### WHAT IS REQUIRED
The answer must consist of every line from the data that holds the string "walk".

-- EXERCISE MATERIALS follows --

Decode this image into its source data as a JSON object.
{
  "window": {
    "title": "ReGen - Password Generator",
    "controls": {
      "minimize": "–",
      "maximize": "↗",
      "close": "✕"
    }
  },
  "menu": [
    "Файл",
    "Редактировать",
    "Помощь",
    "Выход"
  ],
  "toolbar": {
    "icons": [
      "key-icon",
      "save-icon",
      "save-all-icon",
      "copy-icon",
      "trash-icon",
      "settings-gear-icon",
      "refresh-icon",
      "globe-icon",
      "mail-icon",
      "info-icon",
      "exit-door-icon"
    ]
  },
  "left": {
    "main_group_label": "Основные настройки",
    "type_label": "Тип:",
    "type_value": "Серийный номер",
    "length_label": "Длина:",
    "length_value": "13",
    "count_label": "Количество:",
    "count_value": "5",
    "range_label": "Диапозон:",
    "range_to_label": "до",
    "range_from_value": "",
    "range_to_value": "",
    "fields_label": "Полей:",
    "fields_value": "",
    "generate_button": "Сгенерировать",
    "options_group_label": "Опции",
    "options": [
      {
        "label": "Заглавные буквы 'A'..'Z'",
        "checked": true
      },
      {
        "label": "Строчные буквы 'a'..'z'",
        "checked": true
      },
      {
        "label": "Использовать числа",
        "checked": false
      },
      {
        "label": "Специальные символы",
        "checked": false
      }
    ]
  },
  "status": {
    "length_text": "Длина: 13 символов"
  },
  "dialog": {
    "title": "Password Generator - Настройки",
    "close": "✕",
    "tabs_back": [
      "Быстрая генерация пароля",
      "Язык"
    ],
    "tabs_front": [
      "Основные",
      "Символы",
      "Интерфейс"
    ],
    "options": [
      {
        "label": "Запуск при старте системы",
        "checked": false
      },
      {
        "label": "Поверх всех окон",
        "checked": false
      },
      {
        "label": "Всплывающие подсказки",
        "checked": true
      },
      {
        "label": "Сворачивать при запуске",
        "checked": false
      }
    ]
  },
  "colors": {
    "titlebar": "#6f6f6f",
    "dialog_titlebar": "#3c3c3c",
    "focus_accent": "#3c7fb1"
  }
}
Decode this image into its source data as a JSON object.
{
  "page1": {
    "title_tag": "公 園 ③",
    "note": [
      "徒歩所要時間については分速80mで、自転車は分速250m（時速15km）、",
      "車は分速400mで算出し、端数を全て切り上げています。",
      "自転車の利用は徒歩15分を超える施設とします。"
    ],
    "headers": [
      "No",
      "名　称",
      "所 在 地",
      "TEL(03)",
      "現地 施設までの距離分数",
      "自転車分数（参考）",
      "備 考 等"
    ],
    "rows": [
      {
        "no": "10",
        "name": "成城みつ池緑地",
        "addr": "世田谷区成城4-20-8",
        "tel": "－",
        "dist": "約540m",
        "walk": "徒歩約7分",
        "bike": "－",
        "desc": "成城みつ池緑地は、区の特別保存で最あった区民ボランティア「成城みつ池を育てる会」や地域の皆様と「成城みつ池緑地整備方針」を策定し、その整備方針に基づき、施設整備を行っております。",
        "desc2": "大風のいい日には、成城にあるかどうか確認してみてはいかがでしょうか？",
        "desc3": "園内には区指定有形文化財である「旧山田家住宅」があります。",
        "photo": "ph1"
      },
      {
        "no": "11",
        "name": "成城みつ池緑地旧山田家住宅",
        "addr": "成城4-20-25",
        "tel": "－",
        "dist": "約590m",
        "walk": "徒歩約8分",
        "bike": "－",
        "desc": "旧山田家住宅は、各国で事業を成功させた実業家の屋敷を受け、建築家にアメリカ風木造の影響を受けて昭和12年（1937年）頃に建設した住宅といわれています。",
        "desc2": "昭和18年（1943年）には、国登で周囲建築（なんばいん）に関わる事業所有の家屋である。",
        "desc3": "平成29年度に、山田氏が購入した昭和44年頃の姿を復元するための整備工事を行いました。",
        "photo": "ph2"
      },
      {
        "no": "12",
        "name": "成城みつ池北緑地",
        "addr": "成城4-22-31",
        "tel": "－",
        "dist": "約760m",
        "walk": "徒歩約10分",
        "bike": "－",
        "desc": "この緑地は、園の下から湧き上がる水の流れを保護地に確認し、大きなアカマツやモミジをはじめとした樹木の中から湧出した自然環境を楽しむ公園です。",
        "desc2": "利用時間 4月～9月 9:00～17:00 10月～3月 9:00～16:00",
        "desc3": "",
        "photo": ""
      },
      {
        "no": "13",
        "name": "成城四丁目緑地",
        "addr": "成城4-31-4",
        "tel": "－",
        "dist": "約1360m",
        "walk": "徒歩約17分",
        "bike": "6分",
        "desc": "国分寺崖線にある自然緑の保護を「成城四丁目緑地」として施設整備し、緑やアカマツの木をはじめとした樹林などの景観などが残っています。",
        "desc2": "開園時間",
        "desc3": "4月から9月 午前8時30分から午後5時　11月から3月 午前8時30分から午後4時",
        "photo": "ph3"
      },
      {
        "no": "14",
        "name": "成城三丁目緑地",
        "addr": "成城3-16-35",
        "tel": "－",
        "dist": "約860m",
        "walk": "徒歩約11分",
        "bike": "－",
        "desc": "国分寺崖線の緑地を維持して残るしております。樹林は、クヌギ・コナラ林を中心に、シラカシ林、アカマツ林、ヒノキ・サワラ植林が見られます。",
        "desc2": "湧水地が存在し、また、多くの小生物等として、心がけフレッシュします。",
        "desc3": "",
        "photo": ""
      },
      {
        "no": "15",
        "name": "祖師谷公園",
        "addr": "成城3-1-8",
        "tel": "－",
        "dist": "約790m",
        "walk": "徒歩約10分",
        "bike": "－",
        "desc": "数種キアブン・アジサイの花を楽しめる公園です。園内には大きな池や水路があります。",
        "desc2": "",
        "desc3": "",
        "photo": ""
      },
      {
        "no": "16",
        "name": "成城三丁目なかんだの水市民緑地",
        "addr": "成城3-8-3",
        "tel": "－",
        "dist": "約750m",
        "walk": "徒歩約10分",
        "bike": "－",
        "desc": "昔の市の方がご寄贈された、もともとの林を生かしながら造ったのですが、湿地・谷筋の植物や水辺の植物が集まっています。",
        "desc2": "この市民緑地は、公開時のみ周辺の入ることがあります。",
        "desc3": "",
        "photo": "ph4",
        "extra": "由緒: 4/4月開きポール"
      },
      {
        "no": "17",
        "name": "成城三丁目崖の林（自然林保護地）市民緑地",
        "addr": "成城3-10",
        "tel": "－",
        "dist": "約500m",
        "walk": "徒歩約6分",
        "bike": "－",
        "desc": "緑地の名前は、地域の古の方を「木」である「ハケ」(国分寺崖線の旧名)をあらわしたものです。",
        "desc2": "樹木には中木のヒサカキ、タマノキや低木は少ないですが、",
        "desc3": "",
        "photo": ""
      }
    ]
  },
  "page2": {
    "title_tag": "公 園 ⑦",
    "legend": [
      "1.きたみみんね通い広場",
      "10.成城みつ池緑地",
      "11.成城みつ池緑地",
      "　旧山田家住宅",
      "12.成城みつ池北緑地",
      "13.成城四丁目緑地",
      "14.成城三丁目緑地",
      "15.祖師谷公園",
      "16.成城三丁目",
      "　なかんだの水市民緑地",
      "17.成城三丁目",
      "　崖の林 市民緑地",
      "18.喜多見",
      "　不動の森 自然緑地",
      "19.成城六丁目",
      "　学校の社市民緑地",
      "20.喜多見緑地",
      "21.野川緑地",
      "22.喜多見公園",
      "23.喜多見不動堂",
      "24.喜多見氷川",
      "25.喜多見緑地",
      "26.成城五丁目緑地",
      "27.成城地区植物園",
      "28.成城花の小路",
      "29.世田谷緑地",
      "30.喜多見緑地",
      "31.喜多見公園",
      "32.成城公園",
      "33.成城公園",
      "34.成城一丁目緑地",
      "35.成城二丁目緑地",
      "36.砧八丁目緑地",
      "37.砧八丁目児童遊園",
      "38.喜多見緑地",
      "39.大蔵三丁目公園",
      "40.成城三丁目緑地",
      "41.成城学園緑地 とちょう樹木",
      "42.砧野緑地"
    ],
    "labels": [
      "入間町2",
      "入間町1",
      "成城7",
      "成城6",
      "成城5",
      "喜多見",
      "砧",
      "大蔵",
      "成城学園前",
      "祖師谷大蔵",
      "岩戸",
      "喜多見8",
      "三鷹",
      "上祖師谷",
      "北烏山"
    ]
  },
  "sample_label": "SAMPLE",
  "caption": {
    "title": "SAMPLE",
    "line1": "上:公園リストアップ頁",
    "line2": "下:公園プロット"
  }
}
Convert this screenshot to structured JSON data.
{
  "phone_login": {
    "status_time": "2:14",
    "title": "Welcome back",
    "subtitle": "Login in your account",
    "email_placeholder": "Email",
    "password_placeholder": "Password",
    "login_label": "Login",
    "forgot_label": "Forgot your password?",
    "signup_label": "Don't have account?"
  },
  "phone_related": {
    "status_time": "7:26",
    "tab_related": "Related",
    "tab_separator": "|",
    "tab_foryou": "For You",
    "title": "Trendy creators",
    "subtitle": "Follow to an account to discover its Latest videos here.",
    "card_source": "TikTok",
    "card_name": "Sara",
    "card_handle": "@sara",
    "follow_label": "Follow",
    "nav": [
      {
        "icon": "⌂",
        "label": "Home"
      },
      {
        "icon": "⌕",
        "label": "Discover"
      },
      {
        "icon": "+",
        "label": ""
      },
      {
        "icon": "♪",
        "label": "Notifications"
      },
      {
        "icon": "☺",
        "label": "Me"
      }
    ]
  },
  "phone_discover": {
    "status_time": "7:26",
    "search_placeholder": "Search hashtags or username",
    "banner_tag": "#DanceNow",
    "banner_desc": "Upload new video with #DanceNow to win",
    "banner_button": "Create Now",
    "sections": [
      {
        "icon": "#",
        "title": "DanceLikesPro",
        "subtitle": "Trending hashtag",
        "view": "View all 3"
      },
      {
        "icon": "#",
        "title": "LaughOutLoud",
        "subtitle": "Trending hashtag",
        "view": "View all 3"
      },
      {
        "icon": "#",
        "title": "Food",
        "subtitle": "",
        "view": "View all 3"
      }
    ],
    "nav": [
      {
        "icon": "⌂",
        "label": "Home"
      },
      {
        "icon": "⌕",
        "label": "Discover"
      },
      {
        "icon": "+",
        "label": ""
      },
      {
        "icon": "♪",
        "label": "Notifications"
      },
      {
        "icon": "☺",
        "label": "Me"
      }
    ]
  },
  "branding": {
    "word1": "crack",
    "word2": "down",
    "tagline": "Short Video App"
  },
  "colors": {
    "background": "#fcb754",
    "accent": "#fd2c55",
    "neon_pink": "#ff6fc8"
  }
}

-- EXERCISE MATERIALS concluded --

### EXPECTED ANSWER
        "walk": "徒歩約7分",
        "walk": "徒歩約8分",
        "walk": "徒歩約10分",
        "walk": "徒歩約17分",
        "walk": "徒歩約11分",
        "walk": "徒歩約10分",
        "walk": "徒歩約10分",
        "walk": "徒歩約6分",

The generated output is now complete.